-- Work task --
Your task is to copy the listing exactly, with the pictures left out.
☆ ☆ ☆ ☆
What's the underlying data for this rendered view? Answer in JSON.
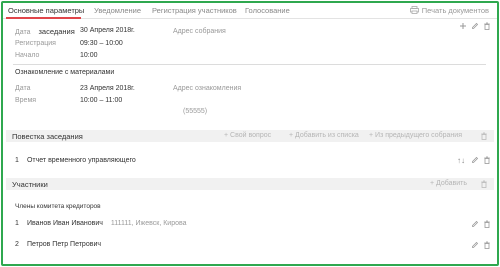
{
  "tabs": [
    {
      "label": "Основные параметры"
    },
    {
      "label": "Уведомление"
    },
    {
      "label": "Регистрация участников"
    },
    {
      "label": "Голосование"
    }
  ],
  "print_label": "Печать документов",
  "meeting": {
    "date_label": "Дата",
    "date_suffix": "заседания",
    "date_value": "30 Апреля 2018г.",
    "registration_label": "Регистрация",
    "registration_value": "09:30 – 10:00",
    "start_label": "Начало",
    "start_value": "10:00",
    "address_label": "Адрес собрания"
  },
  "materials": {
    "title": "Ознакомление с материалами",
    "date_label": "Дата",
    "date_value": "23 Апреля 2018г.",
    "time_label": "Время",
    "time_value": "10:00 – 11:00",
    "address_label": "Адрес ознакомления",
    "address_value": "(55555)"
  },
  "agenda": {
    "title": "Повестка заседания",
    "own_question": "Свой вопрос",
    "add_from_list": "Добавить из списка",
    "from_previous": "Из предыдущего собрания",
    "items": [
      {
        "num": "1",
        "text": "Отчет временного управляющего"
      }
    ]
  },
  "participants": {
    "title": "Участники",
    "add_label": "Добавить",
    "group_title": "Члены комитета кредиторов",
    "items": [
      {
        "num": "1",
        "name": "Иванов Иван Иванович",
        "note": "111111, Ижевск, Кирова"
      },
      {
        "num": "2",
        "name": "Петров Петр Петрович",
        "note": ""
      }
    ]
  },
  "colors": {
    "accent": "#e0454a",
    "frame": "#2fa84f",
    "bar": "#f1f1f1"
  }
}
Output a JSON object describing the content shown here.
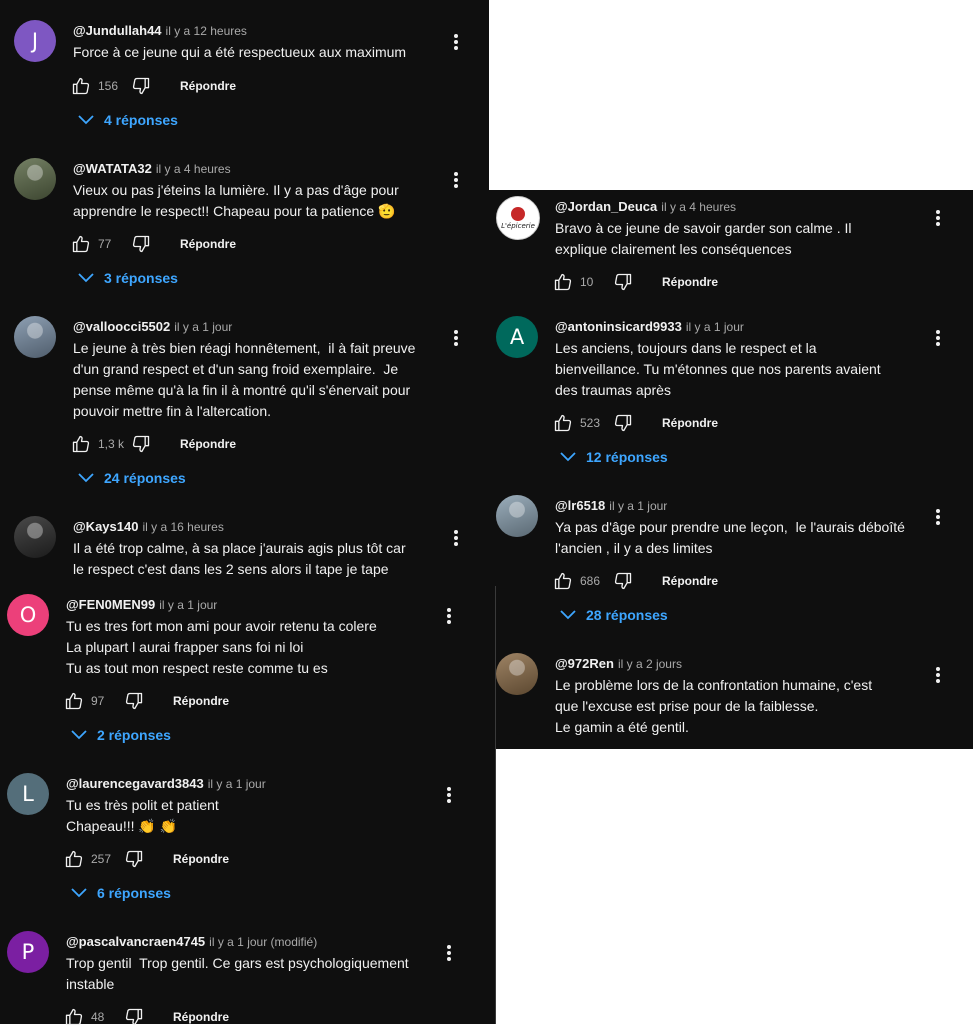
{
  "labels": {
    "reply": "Répondre"
  },
  "colors": {
    "background": "#0f0f0f",
    "link": "#3ea6ff",
    "muted": "#aaaaaa"
  },
  "left_panel": {
    "comments": [
      {
        "author": "@Jundullah44",
        "time": "il y a 12 heures",
        "avatar_letter": "J",
        "avatar_color": "#7e57c2",
        "text": "Force à ce jeune qui a été respectueux aux maximum",
        "likes": "156",
        "replies": "4 réponses"
      },
      {
        "author": "@WATATA32",
        "time": "il y a 4 heures",
        "avatar_letter": "",
        "avatar_color": "#5d6b4a",
        "text": "Vieux ou pas j'éteins la lumière. Il y a pas d'âge pour\napprendre le respect!! Chapeau pour ta patience 🫡",
        "likes": "77",
        "replies": "3 réponses"
      },
      {
        "author": "@valloocci5502",
        "time": "il y a 1 jour",
        "avatar_letter": "",
        "avatar_color": "#7a8fa6",
        "text": "Le jeune à très bien réagi honnêtement,  il à fait preuve\nd'un grand respect et d'un sang froid exemplaire.  Je\npense même qu'à la fin il à montré qu'il s'énervait pour\npouvoir mettre fin à l'altercation.",
        "likes": "1,3 k",
        "replies": "24 réponses"
      },
      {
        "author": "@Kays140",
        "time": "il y a 16 heures",
        "avatar_letter": "",
        "avatar_color": "#2a2a2a",
        "text": "Il a été trop calme, à sa place j'aurais agis plus tôt car\nle respect c'est dans les 2 sens alors il tape je tape"
      },
      {
        "author": "@FEN0MEN99",
        "time": "il y a 1 jour",
        "avatar_letter": "O",
        "avatar_color": "#ec407a",
        "text": "Tu es tres fort mon ami pour avoir retenu ta colere\nLa plupart l aurai frapper sans foi ni loi\nTu as tout mon respect reste comme tu es",
        "likes": "97",
        "replies": "2 réponses"
      },
      {
        "author": "@laurencegavard3843",
        "time": "il y a 1 jour",
        "avatar_letter": "L",
        "avatar_color": "#546e7a",
        "text": "Tu es très polit et patient\nChapeau!!! 👏 👏",
        "likes": "257",
        "replies": "6 réponses"
      },
      {
        "author": "@pascalvancraen4745",
        "time": "il y a 1 jour (modifié)",
        "avatar_letter": "P",
        "avatar_color": "#7b1fa2",
        "text": "Trop gentil  Trop gentil. Ce gars est psychologiquement\ninstable",
        "likes": "48"
      }
    ]
  },
  "right_panel": {
    "comments": [
      {
        "author": "@Jordan_Deuca",
        "time": "il y a 4 heures",
        "avatar_letter": "",
        "avatar_label": "L'épicerie",
        "avatar_color": "#ffffff",
        "text": "Bravo à ce jeune de savoir garder son calme . Il\nexplique clairement les conséquences",
        "likes": "10"
      },
      {
        "author": "@antoninsicard9933",
        "time": "il y a 1 jour",
        "avatar_letter": "A",
        "avatar_color": "#00695c",
        "text": "Les anciens, toujours dans le respect et la\nbienveillance. Tu m'étonnes que nos parents avaient\ndes traumas après",
        "likes": "523",
        "replies": "12 réponses"
      },
      {
        "author": "@lr6518",
        "time": "il y a 1 jour",
        "avatar_letter": "",
        "avatar_color": "#8aa0b0",
        "text": "Ya pas d'âge pour prendre une leçon,  le l'aurais déboîté\nl'ancien , il y a des limites",
        "likes": "686",
        "replies": "28 réponses"
      },
      {
        "author": "@972Ren",
        "time": "il y a 2 jours",
        "avatar_letter": "",
        "avatar_color": "#8d6e4a",
        "text": "Le problème lors de la confrontation humaine, c'est\nque l'excuse est prise pour de la faiblesse.\nLe gamin a été gentil."
      }
    ]
  }
}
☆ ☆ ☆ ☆
-- Result of this task --
What's the underlying data for this rendered view? Answer in JSON.
{
  "tabs": [
    {
      "label": "Основные параметры"
    },
    {
      "label": "Уведомление"
    },
    {
      "label": "Регистрация участников"
    },
    {
      "label": "Голосование"
    }
  ],
  "print_label": "Печать документов",
  "meeting": {
    "date_label": "Дата",
    "date_suffix": "заседания",
    "date_value": "30 Апреля 2018г.",
    "registration_label": "Регистрация",
    "registration_value": "09:30 – 10:00",
    "start_label": "Начало",
    "start_value": "10:00",
    "address_label": "Адрес собрания"
  },
  "materials": {
    "title": "Ознакомление с материалами",
    "date_label": "Дата",
    "date_value": "23 Апреля 2018г.",
    "time_label": "Время",
    "time_value": "10:00 – 11:00",
    "address_label": "Адрес ознакомления",
    "address_value": "(55555)"
  },
  "agenda": {
    "title": "Повестка заседания",
    "own_question": "Свой вопрос",
    "add_from_list": "Добавить из списка",
    "from_previous": "Из предыдущего собрания",
    "items": [
      {
        "num": "1",
        "text": "Отчет временного управляющего"
      }
    ]
  },
  "participants": {
    "title": "Участники",
    "add_label": "Добавить",
    "group_title": "Члены комитета кредиторов",
    "items": [
      {
        "num": "1",
        "name": "Иванов Иван Иванович",
        "note": "111111, Ижевск, Кирова"
      },
      {
        "num": "2",
        "name": "Петров Петр Петрович",
        "note": ""
      }
    ]
  },
  "colors": {
    "accent": "#e0454a",
    "frame": "#2fa84f",
    "bar": "#f1f1f1"
  }
}
Output a JSON object describing the content shown here.
{
  "labels": {
    "reply": "Répondre"
  },
  "colors": {
    "background": "#0f0f0f",
    "link": "#3ea6ff",
    "muted": "#aaaaaa"
  },
  "left_panel": {
    "comments": [
      {
        "author": "@Jundullah44",
        "time": "il y a 12 heures",
        "avatar_letter": "J",
        "avatar_color": "#7e57c2",
        "text": "Force à ce jeune qui a été respectueux aux maximum",
        "likes": "156",
        "replies": "4 réponses"
      },
      {
        "author": "@WATATA32",
        "time": "il y a 4 heures",
        "avatar_letter": "",
        "avatar_color": "#5d6b4a",
        "text": "Vieux ou pas j'éteins la lumière. Il y a pas d'âge pour\napprendre le respect!! Chapeau pour ta patience 🫡",
        "likes": "77",
        "replies": "3 réponses"
      },
      {
        "author": "@valloocci5502",
        "time": "il y a 1 jour",
        "avatar_letter": "",
        "avatar_color": "#7a8fa6",
        "text": "Le jeune à très bien réagi honnêtement,  il à fait preuve\nd'un grand respect et d'un sang froid exemplaire.  Je\npense même qu'à la fin il à montré qu'il s'énervait pour\npouvoir mettre fin à l'altercation.",
        "likes": "1,3 k",
        "replies": "24 réponses"
      },
      {
        "author": "@Kays140",
        "time": "il y a 16 heures",
        "avatar_letter": "",
        "avatar_color": "#2a2a2a",
        "text": "Il a été trop calme, à sa place j'aurais agis plus tôt car\nle respect c'est dans les 2 sens alors il tape je tape"
      },
      {
        "author": "@FEN0MEN99",
        "time": "il y a 1 jour",
        "avatar_letter": "O",
        "avatar_color": "#ec407a",
        "text": "Tu es tres fort mon ami pour avoir retenu ta colere\nLa plupart l aurai frapper sans foi ni loi\nTu as tout mon respect reste comme tu es",
        "likes": "97",
        "replies": "2 réponses"
      },
      {
        "author": "@laurencegavard3843",
        "time": "il y a 1 jour",
        "avatar_letter": "L",
        "avatar_color": "#546e7a",
        "text": "Tu es très polit et patient\nChapeau!!! 👏 👏",
        "likes": "257",
        "replies": "6 réponses"
      },
      {
        "author": "@pascalvancraen4745",
        "time": "il y a 1 jour (modifié)",
        "avatar_letter": "P",
        "avatar_color": "#7b1fa2",
        "text": "Trop gentil  Trop gentil. Ce gars est psychologiquement\ninstable",
        "likes": "48"
      }
    ]
  },
  "right_panel": {
    "comments": [
      {
        "author": "@Jordan_Deuca",
        "time": "il y a 4 heures",
        "avatar_letter": "",
        "avatar_label": "L'épicerie",
        "avatar_color": "#ffffff",
        "text": "Bravo à ce jeune de savoir garder son calme . Il\nexplique clairement les conséquences",
        "likes": "10"
      },
      {
        "author": "@antoninsicard9933",
        "time": "il y a 1 jour",
        "avatar_letter": "A",
        "avatar_color": "#00695c",
        "text": "Les anciens, toujours dans le respect et la\nbienveillance. Tu m'étonnes que nos parents avaient\ndes traumas après",
        "likes": "523",
        "replies": "12 réponses"
      },
      {
        "author": "@lr6518",
        "time": "il y a 1 jour",
        "avatar_letter": "",
        "avatar_color": "#8aa0b0",
        "text": "Ya pas d'âge pour prendre une leçon,  le l'aurais déboîté\nl'ancien , il y a des limites",
        "likes": "686",
        "replies": "28 réponses"
      },
      {
        "author": "@972Ren",
        "time": "il y a 2 jours",
        "avatar_letter": "",
        "avatar_color": "#8d6e4a",
        "text": "Le problème lors de la confrontation humaine, c'est\nque l'excuse est prise pour de la faiblesse.\nLe gamin a été gentil."
      }
    ]
  }
}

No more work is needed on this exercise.